- **Work order**
Please return every line in the following data that includes the string "number".

(Component data from apps and pages)
--- START ---

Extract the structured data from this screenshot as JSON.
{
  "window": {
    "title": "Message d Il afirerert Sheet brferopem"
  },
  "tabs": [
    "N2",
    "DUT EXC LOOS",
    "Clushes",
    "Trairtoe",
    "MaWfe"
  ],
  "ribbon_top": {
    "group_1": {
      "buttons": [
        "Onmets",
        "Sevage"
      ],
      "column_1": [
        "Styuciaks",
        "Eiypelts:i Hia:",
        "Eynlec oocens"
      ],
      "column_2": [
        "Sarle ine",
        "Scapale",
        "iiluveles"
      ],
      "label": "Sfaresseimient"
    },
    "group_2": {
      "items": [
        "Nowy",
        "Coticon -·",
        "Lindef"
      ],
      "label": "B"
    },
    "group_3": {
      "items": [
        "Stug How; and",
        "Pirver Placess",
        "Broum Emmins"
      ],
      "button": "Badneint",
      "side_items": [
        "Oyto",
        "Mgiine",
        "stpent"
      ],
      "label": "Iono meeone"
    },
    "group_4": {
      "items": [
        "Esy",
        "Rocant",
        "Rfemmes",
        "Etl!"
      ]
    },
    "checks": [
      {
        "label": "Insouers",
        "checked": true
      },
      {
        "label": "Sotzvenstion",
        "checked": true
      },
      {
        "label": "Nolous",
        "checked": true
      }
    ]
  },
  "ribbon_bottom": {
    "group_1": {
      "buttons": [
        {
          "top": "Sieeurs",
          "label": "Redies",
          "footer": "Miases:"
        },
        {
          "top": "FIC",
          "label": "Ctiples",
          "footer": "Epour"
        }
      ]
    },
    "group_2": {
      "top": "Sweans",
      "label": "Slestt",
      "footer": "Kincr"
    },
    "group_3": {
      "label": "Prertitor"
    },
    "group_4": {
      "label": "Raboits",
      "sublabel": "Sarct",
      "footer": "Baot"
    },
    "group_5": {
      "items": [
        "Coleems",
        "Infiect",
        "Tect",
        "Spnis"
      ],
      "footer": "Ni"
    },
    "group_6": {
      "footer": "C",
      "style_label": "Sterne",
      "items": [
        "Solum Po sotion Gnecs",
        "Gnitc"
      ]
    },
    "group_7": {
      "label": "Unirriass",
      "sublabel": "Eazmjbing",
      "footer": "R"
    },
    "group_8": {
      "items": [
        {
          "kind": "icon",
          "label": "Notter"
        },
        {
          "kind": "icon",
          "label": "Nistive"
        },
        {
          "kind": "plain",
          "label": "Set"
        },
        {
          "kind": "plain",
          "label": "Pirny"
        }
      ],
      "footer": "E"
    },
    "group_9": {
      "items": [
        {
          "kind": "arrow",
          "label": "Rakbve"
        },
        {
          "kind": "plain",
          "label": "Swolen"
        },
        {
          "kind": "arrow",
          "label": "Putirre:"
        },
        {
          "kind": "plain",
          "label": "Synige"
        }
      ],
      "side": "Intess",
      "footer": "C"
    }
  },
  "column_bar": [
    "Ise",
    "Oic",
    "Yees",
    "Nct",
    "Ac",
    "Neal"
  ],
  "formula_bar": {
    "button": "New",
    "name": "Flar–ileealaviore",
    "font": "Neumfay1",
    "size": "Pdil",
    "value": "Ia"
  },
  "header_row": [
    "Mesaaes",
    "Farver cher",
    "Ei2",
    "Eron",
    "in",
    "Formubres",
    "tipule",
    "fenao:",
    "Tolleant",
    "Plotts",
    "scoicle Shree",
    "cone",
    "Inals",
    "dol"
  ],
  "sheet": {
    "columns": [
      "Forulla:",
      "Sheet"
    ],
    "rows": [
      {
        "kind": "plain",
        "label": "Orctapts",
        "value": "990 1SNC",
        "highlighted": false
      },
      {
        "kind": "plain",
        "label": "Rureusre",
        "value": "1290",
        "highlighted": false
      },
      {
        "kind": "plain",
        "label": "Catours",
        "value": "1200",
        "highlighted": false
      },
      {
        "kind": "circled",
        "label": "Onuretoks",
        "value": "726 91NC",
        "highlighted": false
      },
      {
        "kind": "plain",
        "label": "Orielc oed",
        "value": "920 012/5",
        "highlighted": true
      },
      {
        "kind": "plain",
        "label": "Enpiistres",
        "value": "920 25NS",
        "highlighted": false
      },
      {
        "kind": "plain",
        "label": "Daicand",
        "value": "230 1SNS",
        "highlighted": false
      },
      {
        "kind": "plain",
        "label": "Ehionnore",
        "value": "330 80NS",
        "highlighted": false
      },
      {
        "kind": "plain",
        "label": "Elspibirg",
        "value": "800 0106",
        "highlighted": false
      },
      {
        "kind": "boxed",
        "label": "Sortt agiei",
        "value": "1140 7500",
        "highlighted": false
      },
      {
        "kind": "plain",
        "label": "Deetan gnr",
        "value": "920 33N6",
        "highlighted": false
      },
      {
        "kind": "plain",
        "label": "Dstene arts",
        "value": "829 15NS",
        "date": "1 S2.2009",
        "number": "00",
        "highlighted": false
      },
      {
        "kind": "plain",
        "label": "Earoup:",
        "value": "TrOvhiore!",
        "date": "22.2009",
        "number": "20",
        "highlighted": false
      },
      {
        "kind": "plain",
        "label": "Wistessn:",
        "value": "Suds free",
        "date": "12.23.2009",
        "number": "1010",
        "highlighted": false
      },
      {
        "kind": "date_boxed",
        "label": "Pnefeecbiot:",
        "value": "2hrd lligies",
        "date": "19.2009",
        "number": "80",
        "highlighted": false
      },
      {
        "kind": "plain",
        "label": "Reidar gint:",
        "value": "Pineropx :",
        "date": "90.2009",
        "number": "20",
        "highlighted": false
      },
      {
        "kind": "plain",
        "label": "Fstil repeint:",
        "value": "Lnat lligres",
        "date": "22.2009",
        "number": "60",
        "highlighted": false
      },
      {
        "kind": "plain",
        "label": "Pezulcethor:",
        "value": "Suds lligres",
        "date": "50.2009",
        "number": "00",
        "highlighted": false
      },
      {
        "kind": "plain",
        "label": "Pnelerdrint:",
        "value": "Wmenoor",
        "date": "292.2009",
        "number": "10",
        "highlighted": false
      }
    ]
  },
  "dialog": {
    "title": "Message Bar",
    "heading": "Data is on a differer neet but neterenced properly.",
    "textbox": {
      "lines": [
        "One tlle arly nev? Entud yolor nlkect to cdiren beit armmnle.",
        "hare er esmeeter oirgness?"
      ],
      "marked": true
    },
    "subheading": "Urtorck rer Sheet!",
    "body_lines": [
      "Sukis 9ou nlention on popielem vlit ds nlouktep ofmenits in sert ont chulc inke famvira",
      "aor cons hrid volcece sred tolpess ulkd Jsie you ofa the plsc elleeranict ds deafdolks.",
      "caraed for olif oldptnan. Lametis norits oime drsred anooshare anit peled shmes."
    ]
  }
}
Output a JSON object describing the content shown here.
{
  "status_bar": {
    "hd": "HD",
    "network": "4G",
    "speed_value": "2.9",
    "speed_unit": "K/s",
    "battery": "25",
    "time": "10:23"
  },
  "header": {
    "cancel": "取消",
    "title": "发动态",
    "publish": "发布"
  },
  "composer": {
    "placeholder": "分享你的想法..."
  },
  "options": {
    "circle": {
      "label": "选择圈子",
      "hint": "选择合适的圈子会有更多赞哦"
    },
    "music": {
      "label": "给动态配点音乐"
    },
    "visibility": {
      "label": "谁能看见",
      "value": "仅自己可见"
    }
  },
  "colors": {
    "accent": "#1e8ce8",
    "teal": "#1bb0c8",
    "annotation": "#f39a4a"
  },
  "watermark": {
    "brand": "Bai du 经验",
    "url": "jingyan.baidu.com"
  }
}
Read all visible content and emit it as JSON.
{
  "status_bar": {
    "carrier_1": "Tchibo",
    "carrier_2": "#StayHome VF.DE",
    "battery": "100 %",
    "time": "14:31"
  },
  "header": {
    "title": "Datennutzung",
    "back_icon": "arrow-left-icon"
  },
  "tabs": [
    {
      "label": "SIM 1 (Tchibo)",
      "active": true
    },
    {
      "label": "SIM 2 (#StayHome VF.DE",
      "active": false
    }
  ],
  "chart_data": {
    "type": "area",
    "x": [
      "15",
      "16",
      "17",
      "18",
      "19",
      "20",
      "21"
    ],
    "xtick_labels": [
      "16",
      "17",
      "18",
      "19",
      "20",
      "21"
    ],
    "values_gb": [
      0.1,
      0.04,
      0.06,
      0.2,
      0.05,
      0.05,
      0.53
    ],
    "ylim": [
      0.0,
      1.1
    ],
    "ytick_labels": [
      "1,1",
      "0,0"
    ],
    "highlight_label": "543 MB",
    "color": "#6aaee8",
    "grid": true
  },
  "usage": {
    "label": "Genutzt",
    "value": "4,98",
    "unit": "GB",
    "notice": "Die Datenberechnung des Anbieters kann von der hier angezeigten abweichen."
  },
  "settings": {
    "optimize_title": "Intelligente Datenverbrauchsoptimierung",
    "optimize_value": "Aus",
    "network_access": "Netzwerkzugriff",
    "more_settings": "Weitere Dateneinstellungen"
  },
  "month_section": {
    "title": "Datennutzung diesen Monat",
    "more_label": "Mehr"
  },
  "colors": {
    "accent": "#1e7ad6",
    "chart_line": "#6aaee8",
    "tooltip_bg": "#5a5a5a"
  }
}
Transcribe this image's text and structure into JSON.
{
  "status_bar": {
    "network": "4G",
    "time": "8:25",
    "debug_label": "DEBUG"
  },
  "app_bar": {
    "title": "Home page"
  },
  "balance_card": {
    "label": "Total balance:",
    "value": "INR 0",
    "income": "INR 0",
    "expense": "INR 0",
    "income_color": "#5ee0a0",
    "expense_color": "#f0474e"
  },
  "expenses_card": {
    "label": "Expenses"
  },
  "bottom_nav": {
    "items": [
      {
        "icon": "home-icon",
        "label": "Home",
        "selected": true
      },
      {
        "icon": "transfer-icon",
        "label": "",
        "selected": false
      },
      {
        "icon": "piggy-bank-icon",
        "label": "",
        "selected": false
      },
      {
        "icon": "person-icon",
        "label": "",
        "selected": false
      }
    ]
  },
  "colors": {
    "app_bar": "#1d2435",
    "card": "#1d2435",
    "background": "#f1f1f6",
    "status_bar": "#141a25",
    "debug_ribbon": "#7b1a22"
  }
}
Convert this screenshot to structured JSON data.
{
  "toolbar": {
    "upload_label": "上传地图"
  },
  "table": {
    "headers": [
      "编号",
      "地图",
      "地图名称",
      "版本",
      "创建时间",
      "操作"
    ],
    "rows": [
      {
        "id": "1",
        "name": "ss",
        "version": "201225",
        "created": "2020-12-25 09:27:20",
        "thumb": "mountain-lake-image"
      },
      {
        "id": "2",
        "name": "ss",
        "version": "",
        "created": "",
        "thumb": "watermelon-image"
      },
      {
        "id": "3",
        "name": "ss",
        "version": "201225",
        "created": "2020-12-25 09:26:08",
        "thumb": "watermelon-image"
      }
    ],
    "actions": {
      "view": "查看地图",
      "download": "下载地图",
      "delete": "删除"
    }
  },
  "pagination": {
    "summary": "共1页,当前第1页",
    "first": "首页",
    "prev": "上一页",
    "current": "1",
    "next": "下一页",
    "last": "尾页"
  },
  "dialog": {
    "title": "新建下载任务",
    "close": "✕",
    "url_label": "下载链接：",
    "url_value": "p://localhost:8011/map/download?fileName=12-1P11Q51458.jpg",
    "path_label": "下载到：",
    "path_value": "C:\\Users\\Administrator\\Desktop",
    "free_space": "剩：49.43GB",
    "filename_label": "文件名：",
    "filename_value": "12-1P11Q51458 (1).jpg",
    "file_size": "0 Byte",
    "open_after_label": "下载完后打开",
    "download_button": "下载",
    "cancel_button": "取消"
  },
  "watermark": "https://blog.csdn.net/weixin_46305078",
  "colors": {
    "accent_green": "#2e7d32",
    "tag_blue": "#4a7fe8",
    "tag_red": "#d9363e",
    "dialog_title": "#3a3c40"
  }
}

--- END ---

- **Task solution**
        "number": "00",
        "number": "20",
        "number": "1010",
        "number": "80",
        "number": "20",
        "number": "60",
        "number": "00",
        "number": "10",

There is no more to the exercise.